Go back to article: Towards a more sonically inclusive museum practice: a new definition of the ‘sound object’

Possibilities for a museological sound object within museum practice

To hopefully make this concept clearer, consider the following theoretical situations where my proposed museological sound object is applied to objects in museums that deal with material culture

•    An antique cuckoo clock in a museum’s collection is an object; the sound made by that cuckoo clock would be a sound object.

•    An LP record – say, for example, the Folkways Records release of field recordist Tony Schwartz’s New York 19 from 1954 – held by a museum is an object. The sound heard when playing that LP on a phonograph would be a sound object.

•    A spool of magnetic tape containing a recording held in a museum’s archives is an object; the sound produced by playing that tape – what is heard – would be a sound object.

•    A digital field recording of an interview captured as part of an oral history project – the computer-readable data – is an object; the sonic event that is perceived by a listener when that data is translated by the appropriate software and transmitted over a speaker system would be a sound object.

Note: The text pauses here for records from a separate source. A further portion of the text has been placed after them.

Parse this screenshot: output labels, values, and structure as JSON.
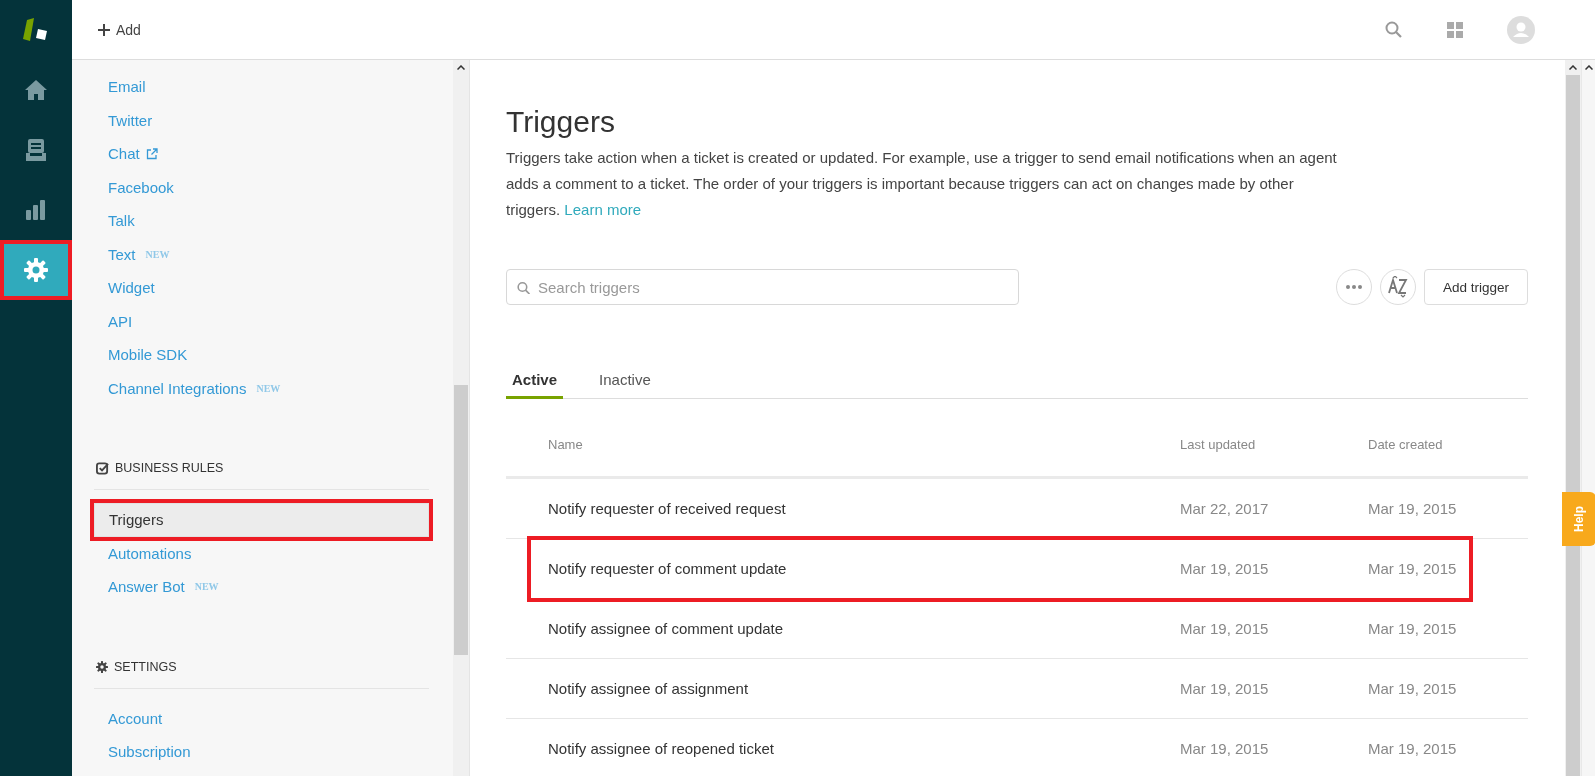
{
  "nav": [
    {
      "kind": "home",
      "selected": false,
      "highlight": false
    },
    {
      "kind": "tickets",
      "selected": false,
      "highlight": false
    },
    {
      "kind": "reports",
      "selected": false,
      "highlight": false
    },
    {
      "kind": "admin",
      "selected": true,
      "highlight": true
    }
  ],
  "header": {
    "add_label": "Add"
  },
  "sidebar": {
    "top_items": [
      {
        "label": "Email",
        "selected": false,
        "highlight": false
      },
      {
        "label": "Twitter",
        "selected": false,
        "highlight": false
      },
      {
        "label": "Chat",
        "external": true,
        "selected": false,
        "highlight": false
      },
      {
        "label": "Facebook",
        "selected": false,
        "highlight": false
      },
      {
        "label": "Talk",
        "selected": false,
        "highlight": false
      },
      {
        "label": "Text",
        "badge": "NEW",
        "selected": false,
        "highlight": false
      },
      {
        "label": "Widget",
        "selected": false,
        "highlight": false
      },
      {
        "label": "API",
        "selected": false,
        "highlight": false
      },
      {
        "label": "Mobile SDK",
        "selected": false,
        "highlight": false
      },
      {
        "label": "Channel Integrations",
        "badge": "NEW",
        "selected": false,
        "highlight": false
      }
    ],
    "sections": [
      {
        "kind": "check",
        "title": "BUSINESS RULES",
        "items": [
          {
            "label": "Triggers",
            "selected": true,
            "highlight": true
          },
          {
            "label": "Automations",
            "selected": false,
            "highlight": false
          },
          {
            "label": "Answer Bot",
            "badge": "NEW",
            "selected": false,
            "highlight": false
          }
        ]
      },
      {
        "kind": "gear",
        "title": "SETTINGS",
        "items": [
          {
            "label": "Account",
            "selected": false,
            "highlight": false
          },
          {
            "label": "Subscription",
            "selected": false,
            "highlight": false
          }
        ]
      }
    ]
  },
  "page": {
    "title": "Triggers",
    "description": "Triggers take action when a ticket is created or updated. For example, use a trigger to send email notifications when an agent adds a comment to a ticket. The order of your triggers is important because triggers can act on changes made by other triggers.",
    "learn_more": "Learn more",
    "search_placeholder": "Search triggers",
    "add_button": "Add trigger"
  },
  "tabs": [
    {
      "label": "Active",
      "selected": true
    },
    {
      "label": "Inactive",
      "selected": false
    }
  ],
  "table": {
    "columns": [
      "Name",
      "Last updated",
      "Date created"
    ],
    "rows": [
      {
        "cells": [
          "Notify requester of received request",
          "Mar 22, 2017",
          "Mar 19, 2015"
        ],
        "highlight": false
      },
      {
        "cells": [
          "Notify requester of comment update",
          "Mar 19, 2015",
          "Mar 19, 2015"
        ],
        "highlight": true
      },
      {
        "cells": [
          "Notify assignee of comment update",
          "Mar 19, 2015",
          "Mar 19, 2015"
        ],
        "highlight": false
      },
      {
        "cells": [
          "Notify assignee of assignment",
          "Mar 19, 2015",
          "Mar 19, 2015"
        ],
        "highlight": false
      },
      {
        "cells": [
          "Notify assignee of reopened ticket",
          "Mar 19, 2015",
          "Mar 19, 2015"
        ],
        "highlight": false
      }
    ]
  },
  "help_tab": "Help"
}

•    A performance such as the one mentioned in Contemporary Sound Art Curation above – Alvin Lucier’s ‘I Am Sitting In A Room’, acquired by the Museum of Modern Art in New York in 2015 – would break down like this: the written score, the written agreement made with Lucier, and the captured video of Lucier performing the piece that were acquired by MoMA are objects; the sounds generated within the act of performance (i.e. the sound of future performances of the score, as well as the sound heard in the recording of Lucier’s own performance video) would be sound objects.

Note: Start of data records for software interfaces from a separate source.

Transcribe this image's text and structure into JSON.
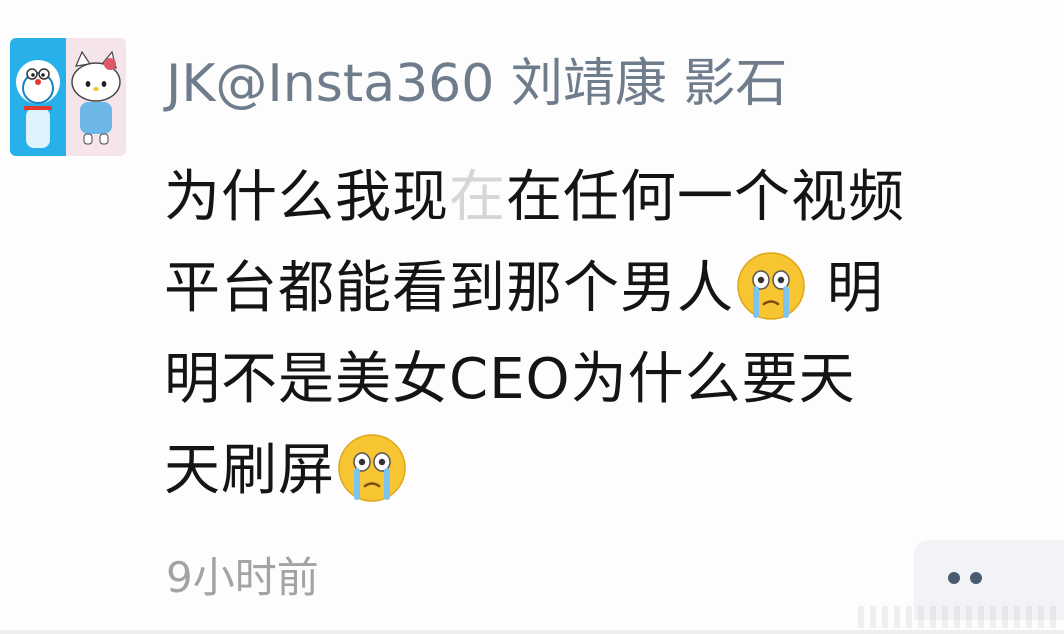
{
  "comment": {
    "username": "JK@Insta360 刘靖康 影石",
    "lines": [
      {
        "pre": "为什么我现",
        "ghost": "在",
        "post": "在任何一个视频"
      },
      {
        "text": "平台都能看到那个男人",
        "tail": " 明"
      },
      {
        "text": "明不是美女CEO为什么要天"
      },
      {
        "text": "天刷屏"
      }
    ],
    "time": "9小时前"
  },
  "icons": {
    "avatar": "doraemon-hellokitty-avatar",
    "emoji": "crying-face-emoji",
    "more": "more-dots-icon"
  },
  "colors": {
    "username": "#6f7c8c",
    "text": "#141414",
    "time": "#a3a3a3",
    "emoji_face": "#f7c531"
  }
}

Within contemporary museum collection archival work, the museological sound object could be catalogued as a component of what is referred to within museum database XML workflows as an information object: ‘a digital item or group of items, regardless of type or format, that can be addressed or manipulated as a single object by a computer’ (Gilliland, 2008, p 2). A sound object, then, would be tracked by its sound object record, part of the information object for a specific collection item. For example, the information object for a cuckoo clock would contain a record identifying the sonic event made by the sounding of the cuckoo clock, as well as a record for any recordings of that sounding that the museum holds in its collection.

The sonic event (the ‘sound object’) would then be treated as an independent object that can be displayed – by operating the cuckoo clock within a museum’s exhibition space – or represented by an audio recording of the sound generated by the cuckoo clock. The representation (i.e. recording) of a sound would be considered another object and would be preserved accordingly; the sonic event created by the perception of the sound represented by the recording recreates the original sound object.

Let’s look at some examples of how the sound object would be identified within an information object:

Example 1: sound object linked to physical object


1.    A cuckoo clock is an object (A).

2.    The sonic event generated by the operation of the cuckoo clock would be its corresponding sound object (B), to be added to the information object of the cuckoo clock.

3.    If the clock is too fragile to play its sound on a regular basis while on display without causing irreparable damage to the clock, a digital recording (C) of its sound could then be made. This recording would then be tracked as an additional data record within the cuckoo clock’s information object, linking the recording to the clock and the sound of the clock. The recording/representation (C) could then be used to manifest the sound object (B) within an exhibition context; in this way, the recording object becomes a sort of echo of the original object – a thing with a database record that, when properly decoded, generates the sound object. The sound object – i.e. the sonic event – could be displayed independently of its original source object within a gallery, online, or other display context.

In the above case, the sound object is both a part of and independent from the source object. This concept could also be applied to recordings acquired by a museum archive.

Example 2: sound object derived from archival recorded media


1.    A reel-to-reel tape recording of early twentieth-century American comedy duo Abbott and Costello’s first radio performance of Who’s On First? is an object (A).

2.    The sound event generated when that tape is played would become its corresponding sound object (B), and would be noted within the tape’s information object.

3.    A digital recording (C) of the original tape can be made for exhibition purposes, which is also noted within the tape’s information object.

Example 3: digital recording submitted by visitors to museum’s website/mobile app


1.    A museum sets up a website or mobile app inviting visitors to upload their own sound recordings (let’s say the museum is including this as part of a larger exhibition on birds). A digital recording of birdsong uploaded to the museum’s website is an object (A).

2.    The sound event generated when the digital recording is played could become its corresponding sound object (B), and is noted within the digital recording’s information object.

These are, of course, only three very basic possibilities for the integration of sound objects into museum collections. Further study and practice will no doubt need to be conducted in order to develop a robust taxonomy with which museums can begin to describe the integration of sound objects within their other collections.

Component DOI: http://dx.doi.org/10.15180/170805/009